Source data
--- START ---
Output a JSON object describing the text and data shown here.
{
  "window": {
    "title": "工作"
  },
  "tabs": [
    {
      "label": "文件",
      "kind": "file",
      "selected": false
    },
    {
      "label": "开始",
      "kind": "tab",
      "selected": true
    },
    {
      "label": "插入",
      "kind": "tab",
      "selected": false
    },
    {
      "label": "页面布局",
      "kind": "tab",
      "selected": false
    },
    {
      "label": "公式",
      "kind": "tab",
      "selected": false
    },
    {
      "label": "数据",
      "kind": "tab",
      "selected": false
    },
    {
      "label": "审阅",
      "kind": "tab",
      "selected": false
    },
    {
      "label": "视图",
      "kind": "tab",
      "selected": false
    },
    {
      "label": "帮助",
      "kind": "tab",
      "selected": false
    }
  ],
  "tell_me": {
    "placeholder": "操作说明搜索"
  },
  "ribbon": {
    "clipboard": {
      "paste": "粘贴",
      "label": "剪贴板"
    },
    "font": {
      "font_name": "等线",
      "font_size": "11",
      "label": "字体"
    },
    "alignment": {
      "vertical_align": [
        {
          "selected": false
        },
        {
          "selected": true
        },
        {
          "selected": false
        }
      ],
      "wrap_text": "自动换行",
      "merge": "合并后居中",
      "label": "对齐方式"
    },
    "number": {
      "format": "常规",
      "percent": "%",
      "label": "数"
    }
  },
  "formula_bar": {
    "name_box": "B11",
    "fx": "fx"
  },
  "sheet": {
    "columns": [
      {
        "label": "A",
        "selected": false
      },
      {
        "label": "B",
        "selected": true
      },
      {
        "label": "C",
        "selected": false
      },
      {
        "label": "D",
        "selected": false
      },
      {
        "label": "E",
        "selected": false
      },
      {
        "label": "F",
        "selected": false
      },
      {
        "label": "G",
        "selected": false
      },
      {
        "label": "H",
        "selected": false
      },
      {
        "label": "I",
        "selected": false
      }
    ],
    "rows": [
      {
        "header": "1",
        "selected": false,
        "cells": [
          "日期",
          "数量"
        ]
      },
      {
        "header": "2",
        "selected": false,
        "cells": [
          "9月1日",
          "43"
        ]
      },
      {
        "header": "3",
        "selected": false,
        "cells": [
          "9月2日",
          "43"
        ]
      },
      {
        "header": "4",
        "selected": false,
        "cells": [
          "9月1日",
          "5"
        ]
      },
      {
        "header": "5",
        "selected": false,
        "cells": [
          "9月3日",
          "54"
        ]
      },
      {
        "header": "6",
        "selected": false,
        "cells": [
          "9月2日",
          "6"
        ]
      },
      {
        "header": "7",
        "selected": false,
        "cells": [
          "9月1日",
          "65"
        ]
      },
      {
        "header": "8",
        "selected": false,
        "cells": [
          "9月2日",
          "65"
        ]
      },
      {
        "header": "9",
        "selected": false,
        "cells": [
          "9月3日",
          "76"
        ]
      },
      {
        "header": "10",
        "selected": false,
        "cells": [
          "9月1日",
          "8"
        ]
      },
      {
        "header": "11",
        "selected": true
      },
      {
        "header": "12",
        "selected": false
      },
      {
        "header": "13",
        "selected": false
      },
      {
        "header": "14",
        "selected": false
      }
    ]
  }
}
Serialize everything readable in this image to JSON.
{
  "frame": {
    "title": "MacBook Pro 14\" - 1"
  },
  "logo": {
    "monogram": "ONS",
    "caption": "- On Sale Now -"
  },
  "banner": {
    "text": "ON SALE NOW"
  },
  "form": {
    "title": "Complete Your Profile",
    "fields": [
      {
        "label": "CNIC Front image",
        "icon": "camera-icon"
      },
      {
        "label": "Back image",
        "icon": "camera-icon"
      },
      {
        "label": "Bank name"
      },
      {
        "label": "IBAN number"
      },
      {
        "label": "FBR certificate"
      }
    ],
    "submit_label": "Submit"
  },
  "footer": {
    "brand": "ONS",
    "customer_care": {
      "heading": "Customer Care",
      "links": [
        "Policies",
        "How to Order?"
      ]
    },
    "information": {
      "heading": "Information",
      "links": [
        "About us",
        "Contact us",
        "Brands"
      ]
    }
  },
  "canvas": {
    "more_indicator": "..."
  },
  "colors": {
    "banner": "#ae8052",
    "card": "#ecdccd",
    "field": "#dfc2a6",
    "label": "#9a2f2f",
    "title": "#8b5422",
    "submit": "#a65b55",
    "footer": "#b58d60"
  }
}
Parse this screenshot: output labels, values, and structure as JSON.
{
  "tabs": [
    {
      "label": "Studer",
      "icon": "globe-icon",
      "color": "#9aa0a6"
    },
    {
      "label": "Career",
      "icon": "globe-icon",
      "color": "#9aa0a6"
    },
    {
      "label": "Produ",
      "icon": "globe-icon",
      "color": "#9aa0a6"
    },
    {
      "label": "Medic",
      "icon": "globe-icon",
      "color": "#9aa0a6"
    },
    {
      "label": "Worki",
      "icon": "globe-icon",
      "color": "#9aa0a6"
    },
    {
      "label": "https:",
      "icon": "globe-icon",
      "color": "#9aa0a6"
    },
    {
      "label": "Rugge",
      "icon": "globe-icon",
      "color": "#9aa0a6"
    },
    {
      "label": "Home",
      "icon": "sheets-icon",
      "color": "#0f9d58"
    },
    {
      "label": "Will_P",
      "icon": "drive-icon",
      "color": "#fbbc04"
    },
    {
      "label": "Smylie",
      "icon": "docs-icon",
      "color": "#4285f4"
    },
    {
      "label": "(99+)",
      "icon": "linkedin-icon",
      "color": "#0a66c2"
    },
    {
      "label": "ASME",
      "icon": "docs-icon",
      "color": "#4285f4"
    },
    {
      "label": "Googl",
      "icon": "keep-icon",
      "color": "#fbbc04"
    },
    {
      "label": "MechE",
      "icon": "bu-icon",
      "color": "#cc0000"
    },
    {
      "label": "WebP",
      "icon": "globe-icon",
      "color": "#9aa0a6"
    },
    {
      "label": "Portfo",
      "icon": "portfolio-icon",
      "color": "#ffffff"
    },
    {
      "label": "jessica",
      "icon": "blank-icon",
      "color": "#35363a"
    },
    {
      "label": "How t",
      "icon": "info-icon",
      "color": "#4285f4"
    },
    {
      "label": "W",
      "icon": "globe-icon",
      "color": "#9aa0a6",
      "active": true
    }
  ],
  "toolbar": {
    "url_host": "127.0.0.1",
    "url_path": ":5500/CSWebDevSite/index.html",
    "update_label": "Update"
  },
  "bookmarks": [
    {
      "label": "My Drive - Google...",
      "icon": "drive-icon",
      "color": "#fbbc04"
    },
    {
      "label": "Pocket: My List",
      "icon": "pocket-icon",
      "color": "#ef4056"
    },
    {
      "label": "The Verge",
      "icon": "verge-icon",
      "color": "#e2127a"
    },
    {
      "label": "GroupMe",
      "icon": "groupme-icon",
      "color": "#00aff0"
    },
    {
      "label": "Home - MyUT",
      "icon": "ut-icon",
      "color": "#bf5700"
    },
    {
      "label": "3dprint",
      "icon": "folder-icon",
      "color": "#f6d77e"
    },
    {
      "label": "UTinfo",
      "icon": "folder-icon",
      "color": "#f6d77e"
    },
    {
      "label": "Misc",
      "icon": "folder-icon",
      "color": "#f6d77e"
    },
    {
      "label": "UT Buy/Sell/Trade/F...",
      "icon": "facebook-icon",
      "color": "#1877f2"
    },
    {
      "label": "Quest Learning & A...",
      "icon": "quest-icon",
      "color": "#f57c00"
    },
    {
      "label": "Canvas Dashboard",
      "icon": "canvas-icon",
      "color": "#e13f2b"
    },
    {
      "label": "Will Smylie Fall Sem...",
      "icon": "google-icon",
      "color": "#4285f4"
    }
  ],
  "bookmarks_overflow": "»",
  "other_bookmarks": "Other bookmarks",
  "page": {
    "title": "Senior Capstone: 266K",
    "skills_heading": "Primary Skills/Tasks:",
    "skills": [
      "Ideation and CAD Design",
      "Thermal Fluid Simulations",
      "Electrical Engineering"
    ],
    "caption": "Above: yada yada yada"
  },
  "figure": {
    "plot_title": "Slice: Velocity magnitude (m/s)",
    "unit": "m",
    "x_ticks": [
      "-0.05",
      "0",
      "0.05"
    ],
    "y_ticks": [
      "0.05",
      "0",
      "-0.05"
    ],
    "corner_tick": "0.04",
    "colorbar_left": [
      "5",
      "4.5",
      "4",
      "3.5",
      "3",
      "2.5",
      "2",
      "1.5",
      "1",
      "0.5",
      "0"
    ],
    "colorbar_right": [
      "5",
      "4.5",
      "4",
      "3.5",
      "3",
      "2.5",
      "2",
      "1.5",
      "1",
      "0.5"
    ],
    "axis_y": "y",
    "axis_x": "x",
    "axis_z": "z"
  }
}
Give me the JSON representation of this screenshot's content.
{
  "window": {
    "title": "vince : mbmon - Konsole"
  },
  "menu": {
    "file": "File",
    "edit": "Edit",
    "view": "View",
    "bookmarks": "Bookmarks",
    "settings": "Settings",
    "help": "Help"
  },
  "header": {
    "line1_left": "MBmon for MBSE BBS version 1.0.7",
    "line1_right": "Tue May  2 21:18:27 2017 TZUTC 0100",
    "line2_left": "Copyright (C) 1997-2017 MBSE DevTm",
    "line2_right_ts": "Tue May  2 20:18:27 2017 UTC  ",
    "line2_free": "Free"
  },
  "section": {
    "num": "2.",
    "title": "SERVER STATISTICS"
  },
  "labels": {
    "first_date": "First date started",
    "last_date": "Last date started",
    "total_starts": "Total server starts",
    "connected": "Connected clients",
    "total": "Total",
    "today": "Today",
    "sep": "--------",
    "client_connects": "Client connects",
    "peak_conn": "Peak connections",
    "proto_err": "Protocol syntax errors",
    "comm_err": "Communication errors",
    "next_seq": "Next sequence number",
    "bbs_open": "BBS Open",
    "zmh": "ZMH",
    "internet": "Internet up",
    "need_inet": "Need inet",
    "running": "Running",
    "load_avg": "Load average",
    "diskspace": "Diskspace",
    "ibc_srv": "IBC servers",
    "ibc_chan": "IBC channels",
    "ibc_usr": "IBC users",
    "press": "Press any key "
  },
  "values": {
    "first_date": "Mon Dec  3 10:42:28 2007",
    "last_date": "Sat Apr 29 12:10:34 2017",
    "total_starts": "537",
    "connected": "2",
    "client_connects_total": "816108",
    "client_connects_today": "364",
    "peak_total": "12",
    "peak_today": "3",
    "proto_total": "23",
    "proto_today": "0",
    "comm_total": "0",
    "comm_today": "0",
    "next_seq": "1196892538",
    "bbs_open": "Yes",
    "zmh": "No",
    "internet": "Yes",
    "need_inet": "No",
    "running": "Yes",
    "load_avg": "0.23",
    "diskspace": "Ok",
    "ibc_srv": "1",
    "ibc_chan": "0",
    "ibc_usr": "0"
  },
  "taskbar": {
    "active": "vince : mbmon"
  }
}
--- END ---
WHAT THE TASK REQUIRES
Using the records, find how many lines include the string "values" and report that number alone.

RESULT FOR THIS EXERCISE
2